In the foyer, the staircase’s natural wood handrail and treads were a purposeful choice. “If we had painted them black, it would have drawn the eye up the stairs as opposed to straight through the cottage to the lake,” says Lidia.
A mix of neutral tones creates subtle depth in the dining area. “The table and chairs appear white at first glance, but they’re actually a soft shade of grey,” says Lidia. the chandelier, painted white to downplay its ornate shape, illuminates everything from meals to crafts.
“This cottage always makes me smile,” says one of the homeowners. “It’s an amazing feeling to open the front door to beautiful surroundings.” the stone skirting – a concession to the aspen look the husband wanted – ties in nicely with the herringbone brick walkway.
The artful arrangement of dark-hued antiques in an all-white area of the living room makes a graphic statement. the antlers are a family heirloom.

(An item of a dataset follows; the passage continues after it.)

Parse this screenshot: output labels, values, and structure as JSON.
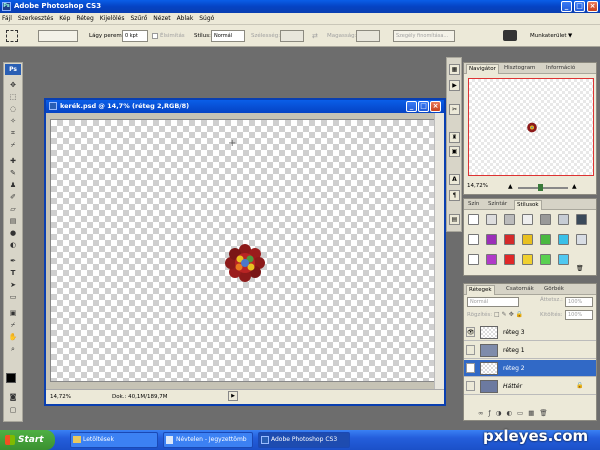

“I love a white kitchen because I don’t like distractions when I’m cooking,” says one of the homeowners, “and I can also see what needs to be cleaned.” low-maintenance Caesarstone countertops and a glossy tiled backsplash on the range wall make cleanup even easier. the massive island is outfitted with cupboards that hold cottage necessities, such as candles, batteries and a tool kit.
While the silhouette of the chandelier in the master bedroom is traditional, its wooden beads give it an earthy appeal that suits a cottage. the wicker basket, sisal rug and rustic artwork (it’s made of wood and says “I Love Us”) echo that earthiness, which is tempered by the black furniture.
Hooks and baskets are enough to keep the mud room in order since the basement has ample storage. The built-in bench always comes in handy.
Like the rest of the cottage, the powder room is energized with hits of black. “I love the graphic mosaic-look floor here,” says Lidia. “It’s actually 24-by-24-inch tiles, and they have just the right amount of pattern for a small space.” Vintage racquets used as informal artwork perfectly fit the laid- back vibe of this family retreat.